DATA LISTING:
┄┄┄┄┄┄

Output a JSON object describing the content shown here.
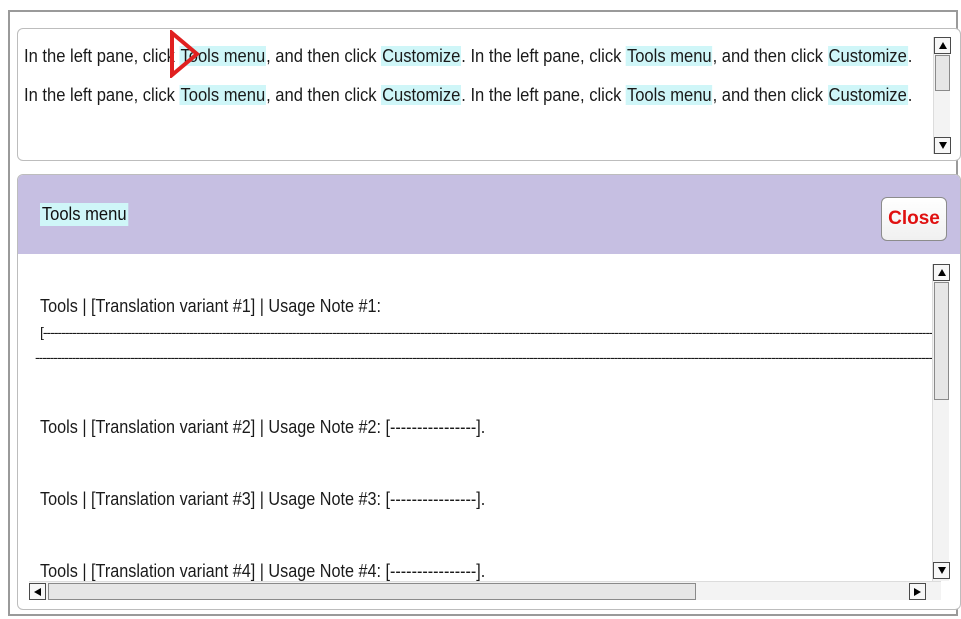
{
  "instruction_text": {
    "segments": [
      {
        "text": "In the left pane, click ",
        "hl": false
      },
      {
        "text": "Tools menu",
        "hl": true
      },
      {
        "text": ", and then click ",
        "hl": false
      },
      {
        "text": "Customize",
        "hl": true
      },
      {
        "text": ".  In the left pane, click ",
        "hl": false
      },
      {
        "text": "Tools menu",
        "hl": true
      },
      {
        "text": ", and then click ",
        "hl": false
      },
      {
        "text": "Customize",
        "hl": true
      },
      {
        "text": ".  In the left pane, click ",
        "hl": false
      },
      {
        "text": "Tools menu",
        "hl": true
      },
      {
        "text": ", and then click ",
        "hl": false
      },
      {
        "text": "Customize",
        "hl": true
      },
      {
        "text": ".  In the left pane, click ",
        "hl": false
      },
      {
        "text": "Tools menu",
        "hl": true
      },
      {
        "text": ", and then click ",
        "hl": false
      },
      {
        "text": "Customize",
        "hl": true
      },
      {
        "text": ".",
        "hl": false
      }
    ]
  },
  "panel": {
    "title": "Tools menu",
    "close_label": "Close"
  },
  "notes": [
    "Tools | [Translation variant #1] | Usage Note #1:",
    "Tools | [Translation variant #2] | Usage Note #2: [----------------].",
    "Tools | [Translation variant #3] | Usage Note #3: [----------------].",
    "Tools | [Translation variant #4] | Usage Note #4: [----------------]."
  ],
  "note1_dash_line1": "[-----------------------------------------------------------------------------------------------------------------------------------------------------------------------------------------------------------------------------------------------------------------------",
  "note1_dash_line2": "------------------------------------------------------------------------------------------------------------------------------------------------------------------------------------------------------------------------------------------------------------------------",
  "colors": {
    "highlight": "#cff6f8",
    "header_bg": "#c6bfe2",
    "close_text": "#e01010",
    "pointer": "#e02020"
  },
  "icons": {
    "pointer": "red-triangle-pointer-icon",
    "scroll_up": "arrow-up-icon",
    "scroll_down": "arrow-down-icon",
    "scroll_left": "arrow-left-icon",
    "scroll_right": "arrow-right-icon"
  }
}
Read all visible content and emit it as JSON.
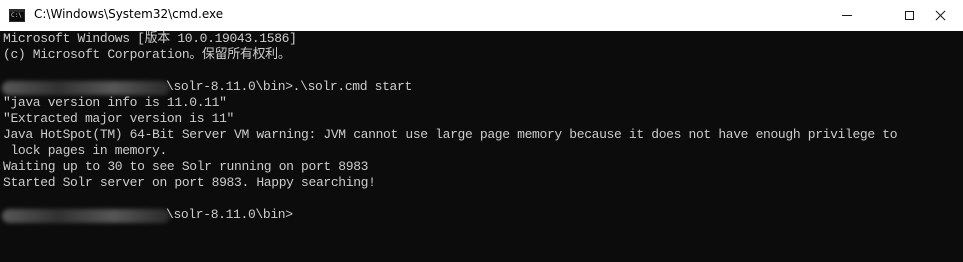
{
  "window": {
    "title": "C:\\Windows\\System32\\cmd.exe",
    "icon_text": "C:\\"
  },
  "controls": {
    "minimize": "minimize",
    "maximize": "maximize",
    "close": "close"
  },
  "console": {
    "lines": [
      "Microsoft Windows [版本 10.0.19043.1586]",
      "(c) Microsoft Corporation。保留所有权利。",
      "",
      "\\solr-8.11.0\\bin>.\\solr.cmd start",
      "\"java version info is 11.0.11\"",
      "\"Extracted major version is 11\"",
      "Java HotSpot(TM) 64-Bit Server VM warning: JVM cannot use large page memory because it does not have enough privilege to",
      " lock pages in memory.",
      "Waiting up to 30 to see Solr running on port 8983",
      "Started Solr server on port 8983. Happy searching!",
      "",
      "\\solr-8.11.0\\bin>"
    ]
  },
  "colors": {
    "console_bg": "#0c0c0c",
    "console_fg": "#cccccc",
    "titlebar_bg": "#ffffff"
  }
}
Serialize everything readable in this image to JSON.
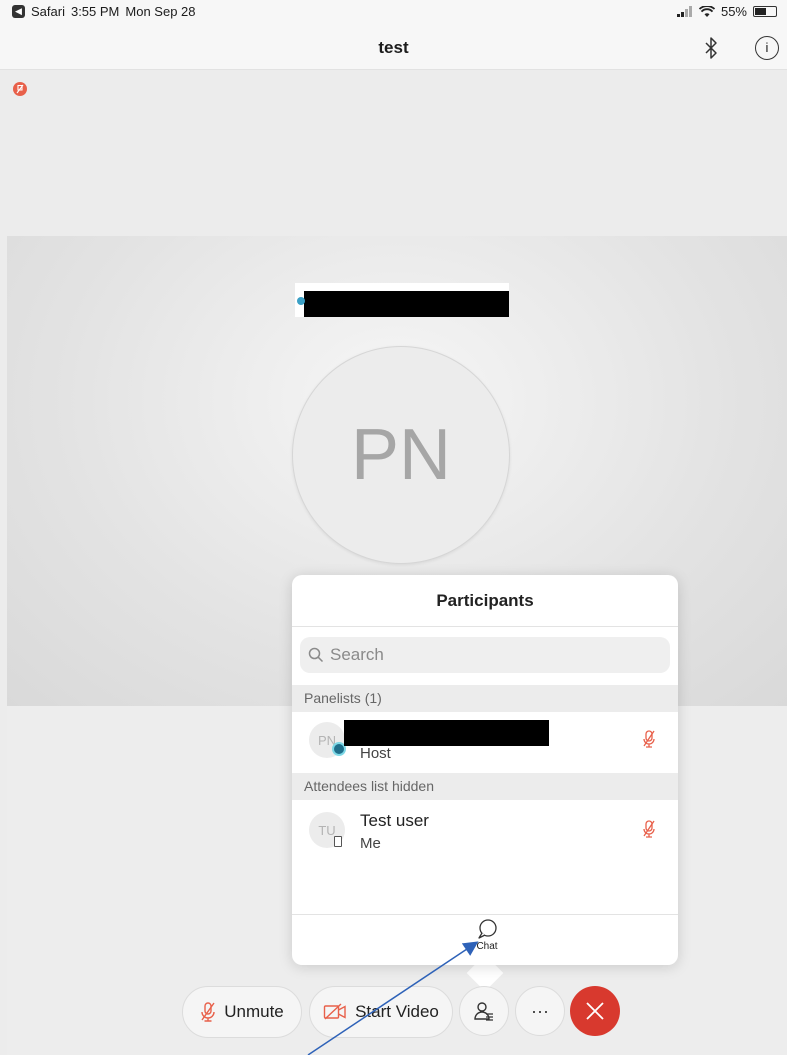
{
  "status_bar": {
    "back_app": "Safari",
    "time": "3:55 PM",
    "date": "Mon Sep 28",
    "battery": "55%",
    "battery_level": 0.55
  },
  "nav": {
    "title": "test",
    "bluetooth_icon": "bluetooth-icon",
    "info_icon": "info-icon",
    "info_glyph": "i"
  },
  "stage": {
    "avatar_initials": "PN"
  },
  "participants": {
    "title": "Participants",
    "search_placeholder": "Search",
    "panelists_header": "Panelists (1)",
    "panelists": [
      {
        "initials": "PN",
        "role": "Host",
        "muted": true
      }
    ],
    "attendees_header": "Attendees list hidden",
    "attendees": [
      {
        "initials": "TU",
        "name": "Test user",
        "sub": "Me",
        "muted": true
      }
    ],
    "chat_label": "Chat"
  },
  "toolbar": {
    "unmute_label": "Unmute",
    "start_video_label": "Start Video",
    "more_label": "···"
  },
  "colors": {
    "mute_red": "#e8604a",
    "end_red": "#d8392e",
    "arrow_blue": "#2e62b8"
  }
}
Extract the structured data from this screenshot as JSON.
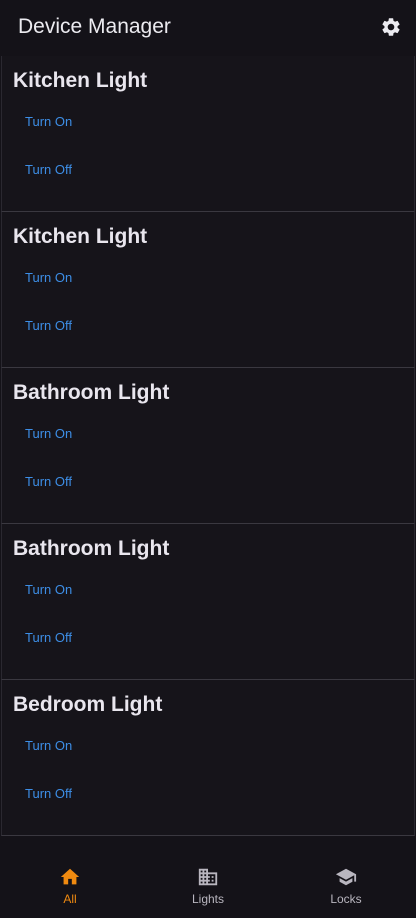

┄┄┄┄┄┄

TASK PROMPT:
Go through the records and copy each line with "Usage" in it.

TASK RESPONSE:
    "Tools | [Translation variant #1] | Usage Note #1:",
    "Tools | [Translation variant #2] | Usage Note #2: [----------------].",
    "Tools | [Translation variant #3] | Usage Note #3: [----------------].",
    "Tools | [Translation variant #4] | Usage Note #4: [----------------]."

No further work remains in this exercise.